If we were best friends, and you tried on a hideous dress that was totally wrong for your body shape, you’d want me to be honest about it, right? So, as a virtual friend who has your best interests at heart, let me be honest–your resume is ugly. Don’t be offended, most resumes are hideous to look at. Good news is, we can fix it. I’ve talked with recruiters and hiring managers at some of the top firms to get the inside scoop on content and formatting for resumes. Last week we covered content. Now let’s talk about why your resume is ugly, and how to fix it.
Visual effect. Resumes in professional services industries are expected to look a certain way. Some of it is tradition, some of it is the degree of polish and professionalism. Regardless, just like you are expected to wear a black or a navy suit for your interview with the accounting or law firm, there is a visual expectation for your resume. Glancing at the page, it should be visually clear which pieces of information are the most important. Use bold or ALL CAPS to emphasize the names of places you worked and schools you attended. Italicize lesser important information, like the dates, geographic location, or title. (As a young associate, I’m assuming you haven’t had impressive positions like Chief Financing Operator. Therefore, the company name is of #1 importance, and your title is of lesser importance.) It should be easy for a reader to scan your one-page resume up and down and pick out the categories. Do this by aligning the category names (i.e. “Work Experience”) and bolded names along the left-hand margin. Bullet points describing your work or position should be indented .5 to 1 inch, depending on how much content you’re dealing with. Just be consistent.
The devil is in the details. Framing and font, the small details will set your resume apart as a polished work product. Set your page margins to either .5 or .75 inches. Font should be Times New Roman, or Century Schoolbook, or some sort of serif font (with the little tails on the letters, you know? Unlike the font in this post.) Reason being, while your lists and bullets will move the reader up and down the page, the tails on the font help a readers eyes move horizontally across the page. Center your full name at the top, font size 18-24, depending on how much you’re fitting on the page. Place your phone number and email address centered on the page, directly below your name. Font size for your contact info and for the rest of your resume should be either 11 or 12. Oh, and for those bullet points, use the small circle (not the normal circle, the BIG circle or the square). That’s the expectation. In the software or “creative services” world, these rules may not apply.

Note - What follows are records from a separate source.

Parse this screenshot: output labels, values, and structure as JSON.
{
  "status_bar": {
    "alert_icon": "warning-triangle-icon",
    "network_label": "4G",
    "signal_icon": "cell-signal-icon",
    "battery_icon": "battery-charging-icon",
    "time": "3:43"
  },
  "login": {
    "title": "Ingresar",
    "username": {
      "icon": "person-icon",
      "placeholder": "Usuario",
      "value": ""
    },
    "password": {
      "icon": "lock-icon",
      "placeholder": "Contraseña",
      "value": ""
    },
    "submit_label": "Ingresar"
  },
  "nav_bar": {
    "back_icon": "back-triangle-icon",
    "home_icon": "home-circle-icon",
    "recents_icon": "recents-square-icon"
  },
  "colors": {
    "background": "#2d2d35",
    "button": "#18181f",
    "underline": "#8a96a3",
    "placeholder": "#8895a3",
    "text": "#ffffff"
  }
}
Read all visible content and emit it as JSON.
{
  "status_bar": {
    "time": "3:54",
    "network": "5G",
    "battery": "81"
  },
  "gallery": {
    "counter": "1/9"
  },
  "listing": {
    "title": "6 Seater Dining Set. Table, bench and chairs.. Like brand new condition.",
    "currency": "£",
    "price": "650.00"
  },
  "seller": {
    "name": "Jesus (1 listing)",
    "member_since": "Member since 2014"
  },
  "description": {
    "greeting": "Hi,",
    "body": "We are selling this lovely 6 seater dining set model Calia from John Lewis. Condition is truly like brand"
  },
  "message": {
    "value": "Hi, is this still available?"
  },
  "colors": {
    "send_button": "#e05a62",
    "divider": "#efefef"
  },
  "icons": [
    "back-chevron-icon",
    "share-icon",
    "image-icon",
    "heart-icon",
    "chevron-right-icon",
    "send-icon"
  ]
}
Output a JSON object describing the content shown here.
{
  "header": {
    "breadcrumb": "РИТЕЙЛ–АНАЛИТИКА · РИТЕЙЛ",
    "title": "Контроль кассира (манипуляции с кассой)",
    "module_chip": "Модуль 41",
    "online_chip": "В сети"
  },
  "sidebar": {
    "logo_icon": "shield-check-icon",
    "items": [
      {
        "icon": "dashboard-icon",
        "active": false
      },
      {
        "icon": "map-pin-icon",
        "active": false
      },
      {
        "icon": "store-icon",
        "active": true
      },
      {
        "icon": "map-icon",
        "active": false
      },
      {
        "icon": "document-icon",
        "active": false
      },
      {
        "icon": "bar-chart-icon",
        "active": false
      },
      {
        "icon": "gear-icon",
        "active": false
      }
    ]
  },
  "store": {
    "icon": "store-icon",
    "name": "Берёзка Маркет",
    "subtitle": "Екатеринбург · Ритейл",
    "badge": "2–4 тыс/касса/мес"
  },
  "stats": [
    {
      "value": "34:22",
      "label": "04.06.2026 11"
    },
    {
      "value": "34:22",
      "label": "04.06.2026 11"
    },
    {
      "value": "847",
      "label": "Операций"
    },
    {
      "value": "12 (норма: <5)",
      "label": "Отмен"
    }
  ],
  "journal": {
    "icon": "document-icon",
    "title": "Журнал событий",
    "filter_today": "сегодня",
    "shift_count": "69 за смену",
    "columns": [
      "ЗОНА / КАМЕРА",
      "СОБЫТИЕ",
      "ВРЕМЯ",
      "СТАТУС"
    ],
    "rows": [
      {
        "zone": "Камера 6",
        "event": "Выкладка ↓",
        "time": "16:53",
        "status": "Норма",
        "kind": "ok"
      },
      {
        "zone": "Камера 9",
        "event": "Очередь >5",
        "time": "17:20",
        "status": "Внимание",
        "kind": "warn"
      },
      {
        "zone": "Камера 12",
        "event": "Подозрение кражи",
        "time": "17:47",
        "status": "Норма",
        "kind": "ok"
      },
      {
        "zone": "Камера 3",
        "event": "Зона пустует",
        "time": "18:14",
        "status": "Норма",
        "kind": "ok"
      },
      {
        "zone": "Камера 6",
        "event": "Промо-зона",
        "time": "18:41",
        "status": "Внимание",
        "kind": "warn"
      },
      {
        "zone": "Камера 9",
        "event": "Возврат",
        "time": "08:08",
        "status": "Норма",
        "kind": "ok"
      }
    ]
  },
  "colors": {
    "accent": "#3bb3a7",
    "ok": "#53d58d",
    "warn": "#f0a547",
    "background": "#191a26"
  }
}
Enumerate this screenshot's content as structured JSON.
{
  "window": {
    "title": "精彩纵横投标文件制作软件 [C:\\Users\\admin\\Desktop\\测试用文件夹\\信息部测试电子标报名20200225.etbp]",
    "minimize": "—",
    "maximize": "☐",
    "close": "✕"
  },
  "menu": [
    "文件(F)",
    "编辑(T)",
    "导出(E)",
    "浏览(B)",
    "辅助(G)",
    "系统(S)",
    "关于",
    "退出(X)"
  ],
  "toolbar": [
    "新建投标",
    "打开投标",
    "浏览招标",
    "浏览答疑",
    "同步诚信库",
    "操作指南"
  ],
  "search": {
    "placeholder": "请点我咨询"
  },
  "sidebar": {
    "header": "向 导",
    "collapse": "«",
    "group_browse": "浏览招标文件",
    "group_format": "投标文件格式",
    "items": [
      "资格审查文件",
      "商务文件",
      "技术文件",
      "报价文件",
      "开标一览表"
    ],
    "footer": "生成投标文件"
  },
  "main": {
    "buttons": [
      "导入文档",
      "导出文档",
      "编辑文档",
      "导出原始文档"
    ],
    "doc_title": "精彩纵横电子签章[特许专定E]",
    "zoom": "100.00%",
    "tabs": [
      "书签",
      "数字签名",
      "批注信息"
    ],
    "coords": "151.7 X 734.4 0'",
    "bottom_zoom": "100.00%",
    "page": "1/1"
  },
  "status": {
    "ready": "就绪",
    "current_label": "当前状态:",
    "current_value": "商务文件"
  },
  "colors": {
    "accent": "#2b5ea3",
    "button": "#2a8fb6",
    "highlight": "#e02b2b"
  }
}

But if you’re applying for a traditional role, make yourself stand out by the content of your resume, not the funky layout.
Organization. The person looking at your resume has probably looked at hundreds of these things. You want it to be easy for them to locate the content they’re most interested in. There is an unspoken expectation that a professional resume will be organized in a certain way. Each item on your resume should be grouped into clear and specific categories (e.g. “Work Experience,” “Education,” “Skills”). Place a fine line between each section, extending to where you’ve set the margins (either .5 or .75 inches from sides of the page). The items under each category should be listed so the most recent experience is at the top, working down so that your job from a couple years ago is at the bottom. “Education” should state your current school, with your undergrad school listed below it.
Any other questions? Feel free to email me at email@example.com